1. The Egg Stage
Nami is dripping with sweat. He clutches his Grandma’s chubby, greasy hands. The waves of the lake slap rhythmically against the concrete jetty. A cry, more a shriek, carries across to them from the municipal beach. It must have been a Sunday, as both Grandma and Grandpa had been there with him on the rug. Someone else is there too. Nami recalls three red blotches of swimwear, the three triangles of a bikini. Above them, dark hair is combed into a tail like horses have, and there are two little tufts of dark hair under the arms. The three triangles shift languidly in the sun, turn over and become one. Just off the shore a catfish lazily whips its tail.
‘That water level looks lower than it was to me,’ says Grandma, and loudly swats a fly that has settled on her belly. She chomps on toasted sunflower seeds from the beach kiosk and spits the husks out onto the concrete in front of her.
‘What are you on about?’ Grandpa laughs. ‘Women’s logic … the only thing worse is an ‘angover.’
He laughs again, swaying backwards and forwards with his hands resting on his thighs. Between the dirt-ingrained fingers of one hand he holds a filterless cigarette.
The three triangles pick up the thermos, move over to Nami and give him some mint tea.
‘Drink up, poppet.’ Ah, the three triangles have a voice. It is pleasantly deep, just like the old well behind their house. Nami drinks. The tea is sweetened with honey and tastes delicious. It slips easily down his throat.
‘Come on then, lad,’ says Grandpa, in the tone of one who wants to restore peace. ‘Time to make sure no one’s going to call you a sissy. Three-year old boys round here oughta know how to swim.’
Grandpa runs his hands over his round belly and drops his cigarette end into the water where it makes a hiss. Nami does not want to go in the water. He wants to stay on the rug, leaning against Grandma’s soft belly and watching the three red triangles. He tries to lift an arm but it drops lazily back into his lap.
‘Go on, Nami,’ Grandma encourages. ‘I’ll get you a lolly.’
The lollies always come stuck to the cellophane. Sometimes they are so stuck that it is impossible to unwrap them. It is not often that Nami gets one; only on Peace Day and when the three triangles come. They taste of burnt sugar and violet. Nami doesn’t like them much, but they are so rare that he looks forward to them all the same and will do whatever he is asked to do to get one.
Nami starts to get up, but even before he is on his feet he feels himself flying through the air.

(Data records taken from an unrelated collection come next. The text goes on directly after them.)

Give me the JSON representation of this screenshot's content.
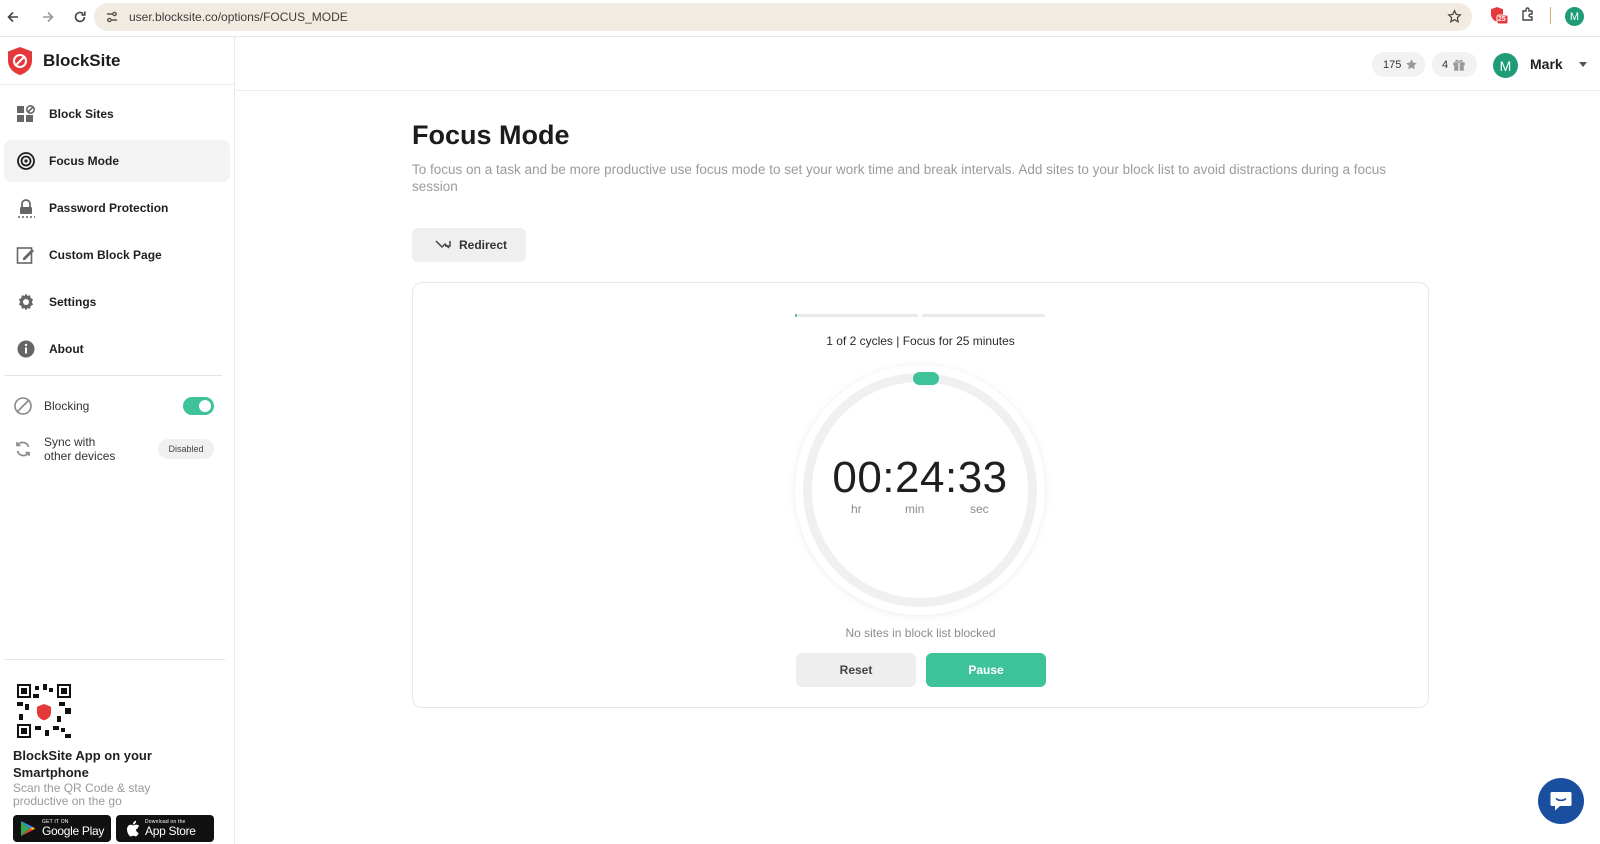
{
  "browser": {
    "url": "user.blocksite.co/options/FOCUS_MODE",
    "extension_badge": "25",
    "profile_initial": "M"
  },
  "brand": {
    "name": "BlockSite",
    "accent": "#e5383b"
  },
  "sidebar": {
    "items": [
      {
        "label": "Block Sites",
        "icon": "grid-block-icon"
      },
      {
        "label": "Focus Mode",
        "icon": "target-icon",
        "active": true
      },
      {
        "label": "Password Protection",
        "icon": "lock-icon"
      },
      {
        "label": "Custom Block Page",
        "icon": "edit-page-icon"
      },
      {
        "label": "Settings",
        "icon": "gear-icon"
      },
      {
        "label": "About",
        "icon": "info-icon"
      }
    ],
    "blocking": {
      "label": "Blocking",
      "on": true
    },
    "sync": {
      "label_line1": "Sync with",
      "label_line2": "other devices",
      "status": "Disabled"
    },
    "app_card": {
      "title": "BlockSite App on your Smartphone",
      "subtitle": "Scan the QR Code & stay productive on the go",
      "google_play_small": "GET IT ON",
      "google_play_big": "Google Play",
      "app_store_small": "Download on the",
      "app_store_big": "App Store"
    }
  },
  "header": {
    "points": "175",
    "gifts": "4",
    "user_initial": "M",
    "user_name": "Mark"
  },
  "main": {
    "title": "Focus Mode",
    "description": "To focus on a task and be more productive use focus mode to set your work time and break intervals. Add sites to your block list to avoid distractions during a focus session",
    "redirect_label": "Redirect"
  },
  "timer": {
    "cycle_text": "1 of 2 cycles | Focus for 25 minutes",
    "current_cycle": 1,
    "total_cycles": 2,
    "cycle_progress": 0.02,
    "time": "00:24:33",
    "units": {
      "hr": "hr",
      "min": "min",
      "sec": "sec"
    },
    "blocked_note": "No sites in block list blocked",
    "reset_label": "Reset",
    "pause_label": "Pause",
    "accent": "#3dc29a"
  }
}
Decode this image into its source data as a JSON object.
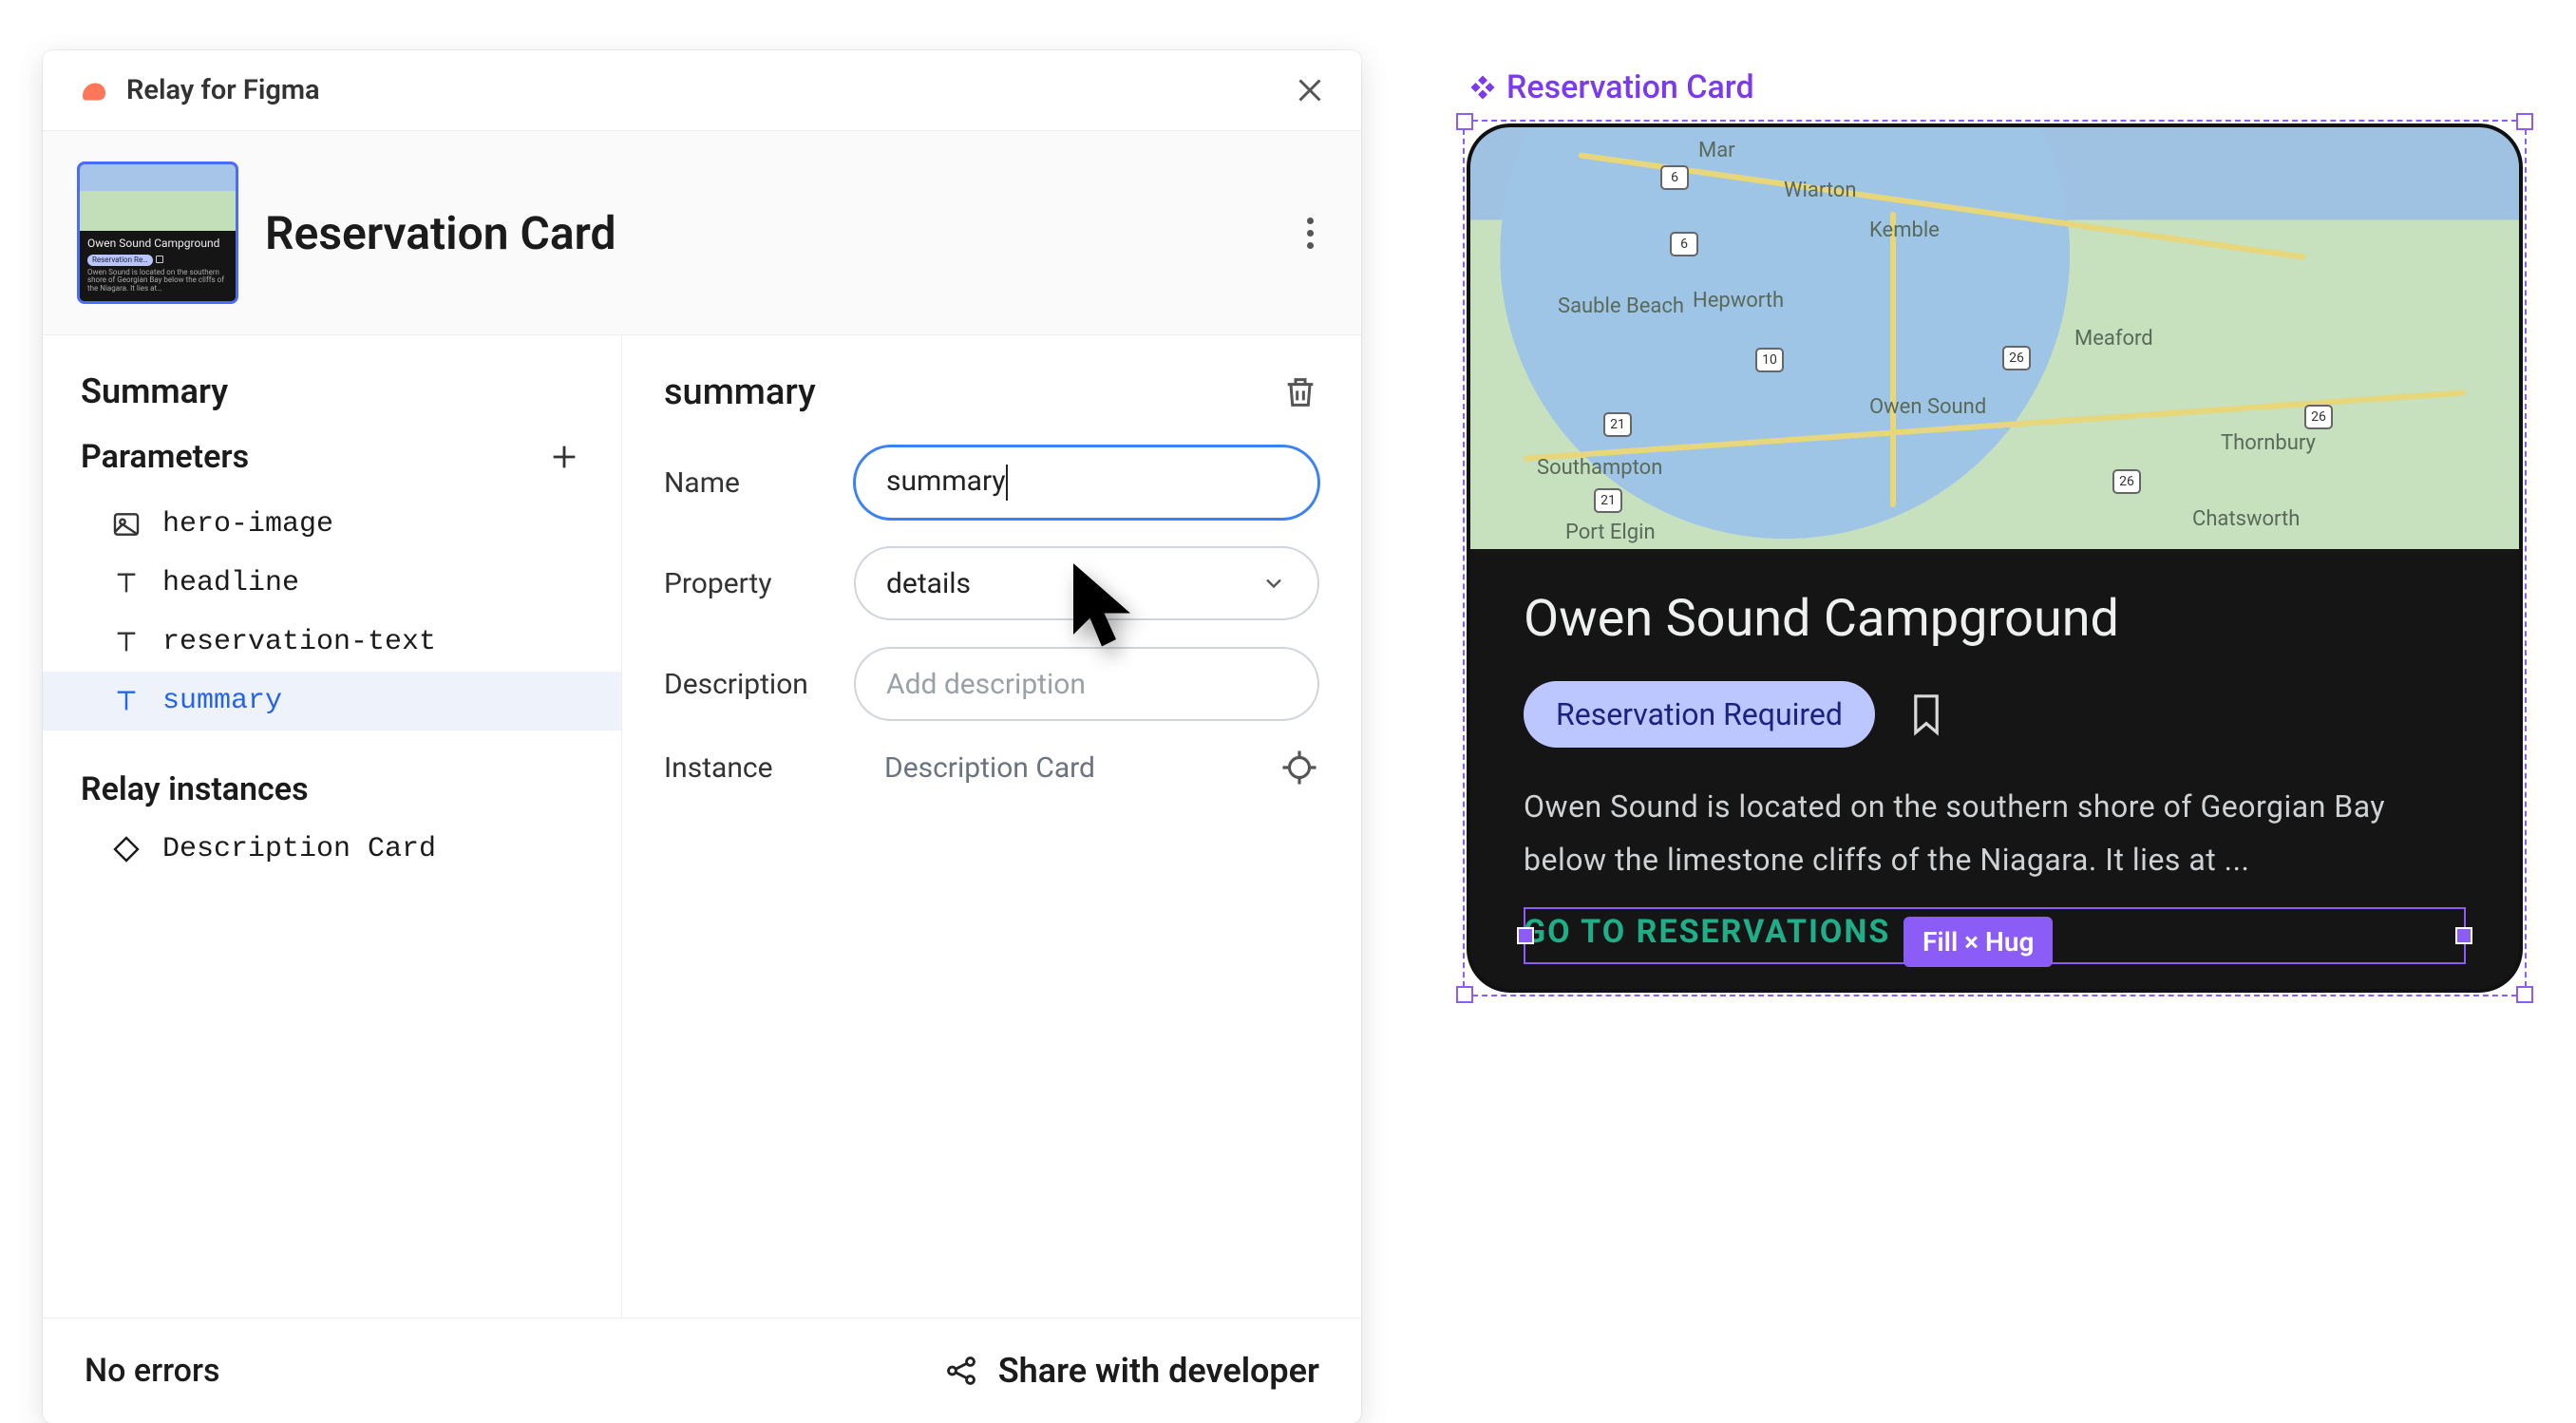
{
  "panel": {
    "app_title": "Relay for Figma",
    "component_name": "Reservation Card",
    "left": {
      "summary_heading": "Summary",
      "parameters_heading": "Parameters",
      "params": [
        {
          "icon": "image",
          "name": "hero-image"
        },
        {
          "icon": "text",
          "name": "headline"
        },
        {
          "icon": "text",
          "name": "reservation-text"
        },
        {
          "icon": "text",
          "name": "summary",
          "selected": true
        }
      ],
      "instances_heading": "Relay instances",
      "instances": [
        {
          "icon": "diamond",
          "name": "Description Card"
        }
      ]
    },
    "detail": {
      "title": "summary",
      "name_label": "Name",
      "name_value": "summary",
      "property_label": "Property",
      "property_value": "details",
      "description_label": "Description",
      "description_placeholder": "Add description",
      "instance_label": "Instance",
      "instance_value": "Description Card"
    },
    "footer": {
      "status": "No errors",
      "share": "Share with developer"
    }
  },
  "canvas": {
    "frame_label": "Reservation Card",
    "autolayout_badge": "Fill × Hug",
    "map_labels": [
      "Mar",
      "Wiarton",
      "Kemble",
      "Sauble Beach",
      "Hepworth",
      "Owen Sound",
      "Meaford",
      "Thornbury",
      "Southampton",
      "Port Elgin",
      "Chatsworth"
    ],
    "map_shields": [
      "6",
      "6",
      "10",
      "21",
      "26",
      "26",
      "21",
      "26"
    ],
    "card": {
      "title": "Owen Sound Campground",
      "chip": "Reservation Required",
      "description": "Owen Sound is located on the southern shore of Georgian Bay below the limestone cliffs of the Niagara. It lies at ...",
      "cta": "GO TO RESERVATIONS"
    }
  }
}
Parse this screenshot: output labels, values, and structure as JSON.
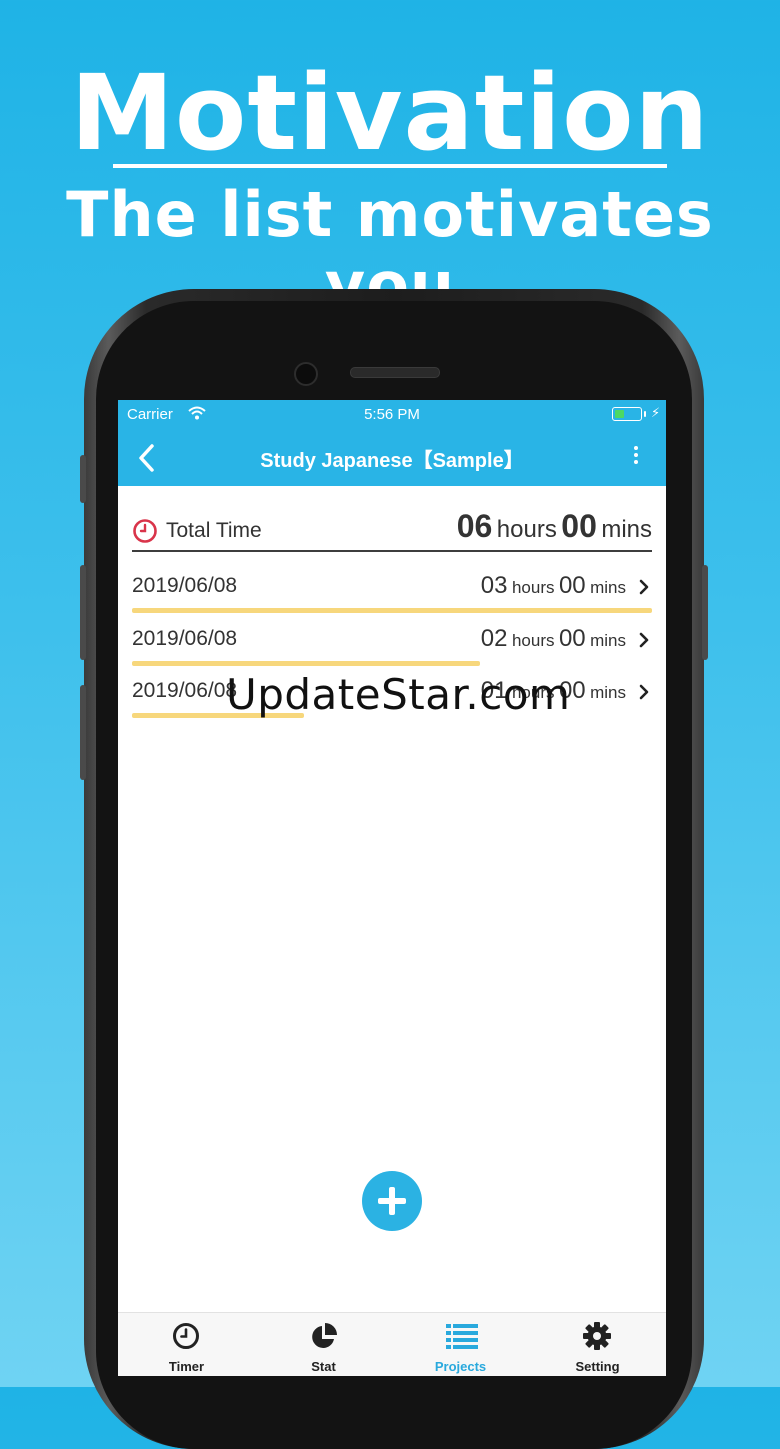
{
  "promo": {
    "headline": "Motivation",
    "subhead": "The list motivates you"
  },
  "status_bar": {
    "carrier": "Carrier",
    "time": "5:56 PM"
  },
  "nav": {
    "title": "Study Japanese【Sample】"
  },
  "summary": {
    "label": "Total Time",
    "hours": "06",
    "hours_unit": "hours",
    "mins": "00",
    "mins_unit": "mins"
  },
  "entries": [
    {
      "date": "2019/06/08",
      "hours": "03",
      "hours_unit": "hours",
      "mins": "00",
      "mins_unit": "mins",
      "progress": 1.0
    },
    {
      "date": "2019/06/08",
      "hours": "02",
      "hours_unit": "hours",
      "mins": "00",
      "mins_unit": "mins",
      "progress": 0.67
    },
    {
      "date": "2019/06/08",
      "hours": "01",
      "hours_unit": "hours",
      "mins": "00",
      "mins_unit": "mins",
      "progress": 0.33
    }
  ],
  "watermark": "UpdateStar.com",
  "tabs": [
    {
      "label": "Timer",
      "icon": "clock-icon"
    },
    {
      "label": "Stat",
      "icon": "pie-chart-icon"
    },
    {
      "label": "Projects",
      "icon": "list-icon",
      "active": true
    },
    {
      "label": "Setting",
      "icon": "gear-icon"
    }
  ],
  "colors": {
    "background": "#1fb3e6",
    "nav": "#29b4e6",
    "accent": "#29a9dd",
    "progress_bar": "#f7d77c",
    "clock_red": "#d9344a"
  }
}
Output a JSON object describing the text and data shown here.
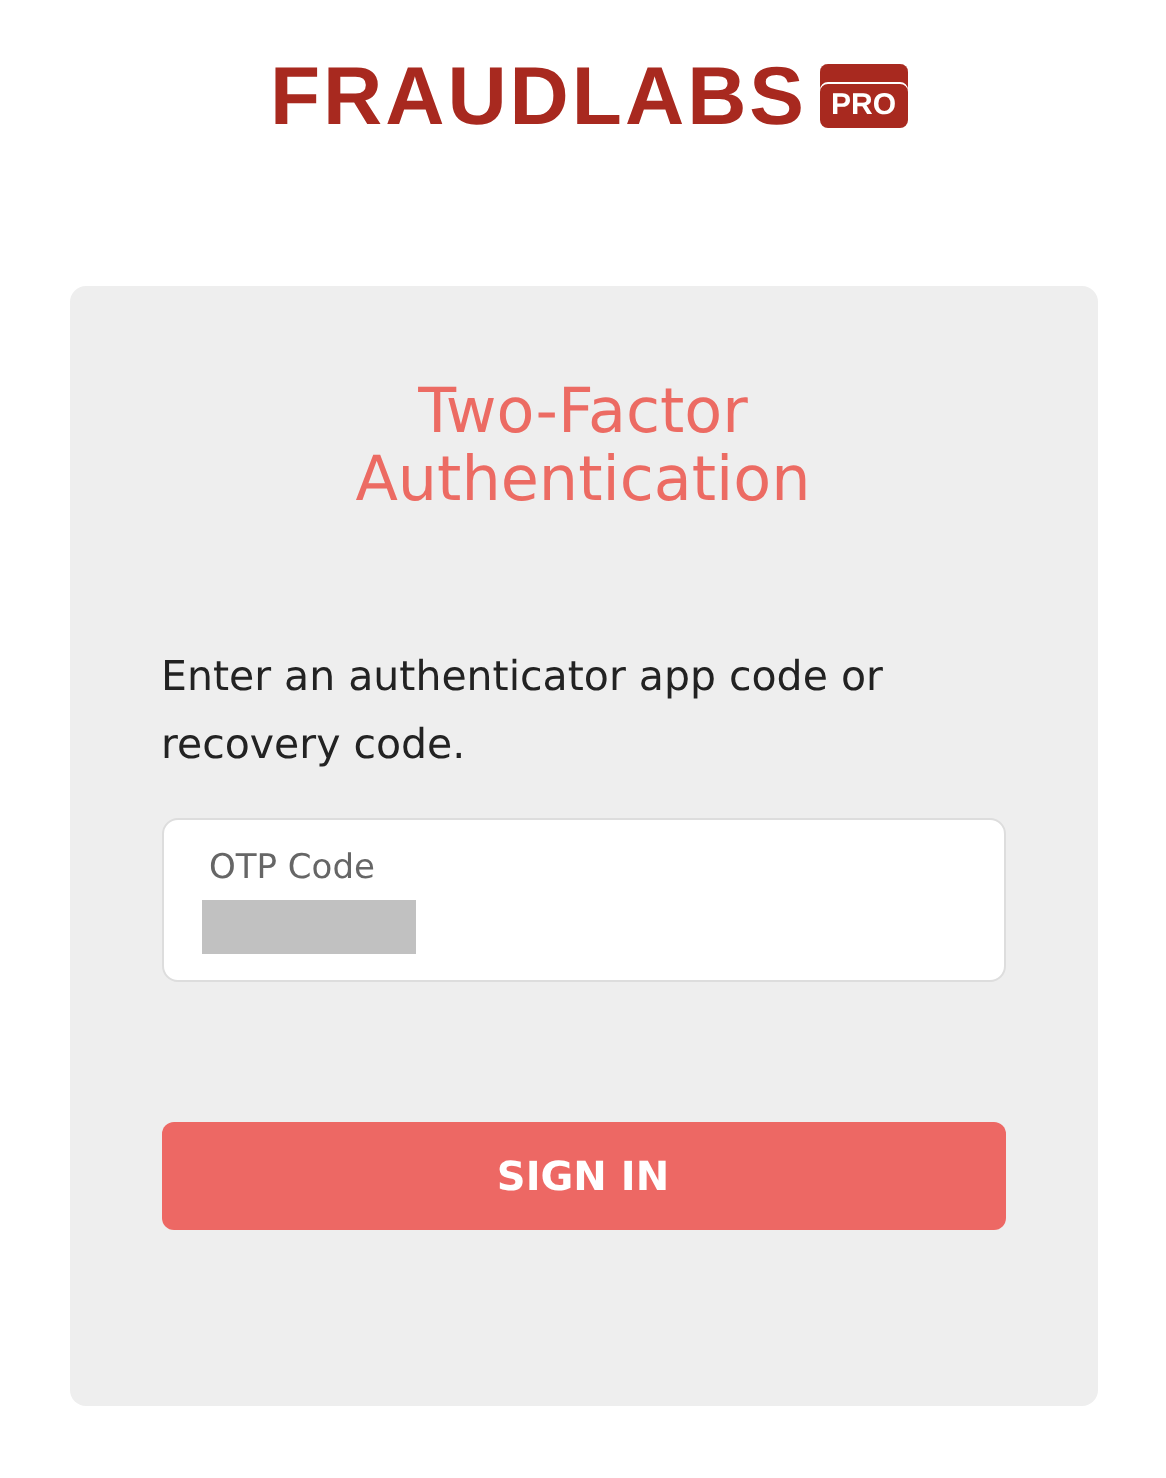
{
  "logo": {
    "name": "FRAUDLABS",
    "badge": "PRO"
  },
  "card": {
    "title": "Two-Factor Authentication",
    "instruction": "Enter an authenticator app code or recovery code.",
    "field": {
      "label": "OTP Code",
      "value_redacted": true
    },
    "button": "SIGN IN"
  }
}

‘Swim, my little sturgeon!’ cries Grandpa after him, and bursts out laughing. The three triangles cry out, as does Grandma. Nami lands painfully flank first, shatters the surface of the lake and descends down through the dark water. Above him he sees the sun’s rays stream through the swarm of bubbles in his wake. The breath has been knocked out of him and his lungs hurt.
The water gets colder the deeper he goes. Nami falls like a dead weight and his arms flap about alongside his body. Soon, he thinks, he’ll meet the spirit of the lake, who dwells on its bed. The pressure on his lungs increases and his ears are exploding. Instinctively he gasps for breath and starts to gulp water. He can no longer see. In a frenzy he waves his arms and legs and this brings him to the surface. Everything is black and flecked with sparks.
By Bianca Bellová
Translated by Julia Sutton-Mattocks
Extract from The Lake
Bianca Bellová was born in Prague in 1970 and has Czech and Bulgarian heritage. Alongside her own writing, she works as a translator and interpreter from English to Czech. The Lake is her fourth novel. It won the European Union Prize for Literature and the Czech Magnesia Litera Book of the Year Award in 2017 and has been translated into twenty other languages.
Julia Sutton-Mattocks is a lecturer at the University of Bristol, where she teaches Czech and Russian literature, culture and translation. She won the Czech-English section of the 2017 Susanna Roth Award for her translation of the opening sequence of The Lake by Bianca Bellová and has since translated a Bellová short story for the literary journal Apofenie. She also translates from Russian.